Topic: Reason is no more universal than any other way of knowing. They are different kinds of rationalities, all of which are equal value.
Reason is traditionally portrayed as the opposite of emotion in terms of the acquisition of knowledge; it is the cause, the explanation, or justification for an action or event. Reason is no more universal than any other way of knowing. There are more ways of knowing, beyond only reason. The different ways of knowing that are of equal value in the universe…
FINDING EXAMPLES FOR YOUR TOK ESSAY
The search for "real, specific and detailed examples"
To summarise, your examples should be:
real, specific, detailed, individual, accurate, referenced, analysed, relevant
There are also things to avoid. See THINGS TO AVOID. (below) These include:
meaningless statements, generalisations, pseudo-examples, stereotypes, dictionary definitions, cliches, ToK textbooks, extreme statements, relativism
That which can be asserted without evidence…
“The possession of knowledge carries an ethical responsibility.” Everyday we gain knowledge, either on purpose or by accident. Every time we acquire some new information we are left with the thought of whether we should express it with others of not. I believe that the possession of knowledge does carry an ethical responsibility when presented in certain situations. Nevertheless, this claim also brings certain knowledge issues. Why should knowing something lead to ethical responsibility? Is it an…
“My autobiography as a thinker”
Do you ever wonder what type of knower you are visual, kinesthetic, or logical? Are you judgmental, extrovert, perceiving, introvert, intra-personal or interpersonal?

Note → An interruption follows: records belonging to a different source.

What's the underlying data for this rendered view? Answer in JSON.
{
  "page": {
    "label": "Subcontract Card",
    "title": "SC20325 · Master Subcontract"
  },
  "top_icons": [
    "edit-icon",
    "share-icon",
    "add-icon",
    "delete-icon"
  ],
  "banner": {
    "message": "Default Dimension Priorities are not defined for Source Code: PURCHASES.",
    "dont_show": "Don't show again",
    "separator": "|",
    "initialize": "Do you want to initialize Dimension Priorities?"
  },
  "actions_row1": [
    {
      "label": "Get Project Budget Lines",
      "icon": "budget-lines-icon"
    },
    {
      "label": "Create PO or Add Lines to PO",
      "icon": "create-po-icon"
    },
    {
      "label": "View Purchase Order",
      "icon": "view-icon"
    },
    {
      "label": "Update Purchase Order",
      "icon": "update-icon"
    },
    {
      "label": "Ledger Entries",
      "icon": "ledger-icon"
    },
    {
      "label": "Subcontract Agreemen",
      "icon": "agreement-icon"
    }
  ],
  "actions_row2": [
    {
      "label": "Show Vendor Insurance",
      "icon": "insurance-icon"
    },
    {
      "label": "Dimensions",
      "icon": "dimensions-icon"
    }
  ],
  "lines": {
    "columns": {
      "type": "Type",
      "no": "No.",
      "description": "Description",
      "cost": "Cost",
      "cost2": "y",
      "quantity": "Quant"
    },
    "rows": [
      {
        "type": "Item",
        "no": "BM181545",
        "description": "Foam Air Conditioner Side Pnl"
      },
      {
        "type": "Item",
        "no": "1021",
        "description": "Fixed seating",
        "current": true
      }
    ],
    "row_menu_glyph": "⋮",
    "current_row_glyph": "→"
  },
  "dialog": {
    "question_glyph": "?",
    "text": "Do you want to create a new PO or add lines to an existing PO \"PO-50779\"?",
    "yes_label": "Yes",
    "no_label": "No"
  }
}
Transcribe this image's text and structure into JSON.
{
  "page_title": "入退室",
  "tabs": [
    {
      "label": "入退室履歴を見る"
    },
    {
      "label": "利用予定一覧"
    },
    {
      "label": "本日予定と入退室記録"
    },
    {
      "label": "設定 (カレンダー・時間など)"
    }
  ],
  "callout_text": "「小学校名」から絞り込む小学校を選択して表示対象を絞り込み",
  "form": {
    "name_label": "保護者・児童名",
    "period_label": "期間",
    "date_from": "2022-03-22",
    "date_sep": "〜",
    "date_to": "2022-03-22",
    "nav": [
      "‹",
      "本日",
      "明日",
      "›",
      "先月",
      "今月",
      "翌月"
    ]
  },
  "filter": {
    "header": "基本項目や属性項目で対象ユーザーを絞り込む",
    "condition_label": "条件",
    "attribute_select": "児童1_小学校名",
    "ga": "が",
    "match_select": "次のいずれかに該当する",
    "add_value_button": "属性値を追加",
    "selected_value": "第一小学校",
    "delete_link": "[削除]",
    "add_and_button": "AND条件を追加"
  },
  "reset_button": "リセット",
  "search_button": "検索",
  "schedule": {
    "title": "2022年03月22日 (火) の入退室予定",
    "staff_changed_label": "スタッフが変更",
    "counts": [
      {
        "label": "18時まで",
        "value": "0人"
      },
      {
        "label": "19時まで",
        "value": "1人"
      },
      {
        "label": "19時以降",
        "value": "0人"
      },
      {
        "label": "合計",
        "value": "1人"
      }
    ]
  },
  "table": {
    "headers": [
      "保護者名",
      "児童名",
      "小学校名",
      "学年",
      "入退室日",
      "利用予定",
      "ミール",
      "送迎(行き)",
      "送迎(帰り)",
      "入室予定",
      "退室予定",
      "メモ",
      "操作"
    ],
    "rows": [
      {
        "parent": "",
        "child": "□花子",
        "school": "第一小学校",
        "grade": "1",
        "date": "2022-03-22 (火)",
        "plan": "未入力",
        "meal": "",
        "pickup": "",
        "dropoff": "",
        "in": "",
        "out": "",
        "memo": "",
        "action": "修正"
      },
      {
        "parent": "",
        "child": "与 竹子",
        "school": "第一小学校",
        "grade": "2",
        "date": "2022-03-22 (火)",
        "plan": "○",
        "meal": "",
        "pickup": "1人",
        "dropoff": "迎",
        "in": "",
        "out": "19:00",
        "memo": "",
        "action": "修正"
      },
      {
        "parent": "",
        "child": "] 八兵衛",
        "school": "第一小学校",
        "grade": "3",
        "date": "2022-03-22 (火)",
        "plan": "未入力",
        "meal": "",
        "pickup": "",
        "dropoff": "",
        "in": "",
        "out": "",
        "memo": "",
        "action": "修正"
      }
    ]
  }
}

Well, I tend to be a visual, interpersonal knower, which I think, is beneficial because you really visually see everything in the world and you learn about something specifically by actually seeing it and by communicating with others because in reality you don’t know everything…
IB Skills Final Assessment – Anti-Procrastination
22nd June 2012
“You may delay, but time will not” ~Benjamin Franklin
Procrastination is generally defined as the act of replacing high priority actions with those that have less priority. In psychology, procrastination is the temporal gap between intended behavior and enacted behavior. (Mind tools) This psychological behaviour is widely associated with adolescents, especially those in college where homework and…
about a proposition (Statement that is true/false):
-The cat is on the mat
- it is raining
- Every event has a cause
- So, someone says P is true, someone else disagrees
We need a way to test/verify various knowledge claims
Possible essay topic:
Discuss the characteristics and the merits of the three different truth tests and how they might intertwine in some way.
Correspondence- Empiricism (observation/experience)
Coherence- Rationalism (only reason/consistency)
Marijuana should be Legal
In the year 2013 it had been a highly successful year for legalizing marijuana within the United States. Now that Colorado and Washington have accepted the drug 58 percent of American citizens are now accepting the drug as well. There are countless of reasons as to why marijuana should be legalized in all states. Marijuana should be legal in all states because it is much safer than other legalized drugs, can be used as a sleep aid, and can be used…
There are many ways you can interpret language. Language means something different to everyone and therefore there are many pros and cons that come with it. Since language is different everywhere it creates a lot of controversy. People use language as a way of knowing, we use words for everything and we use them…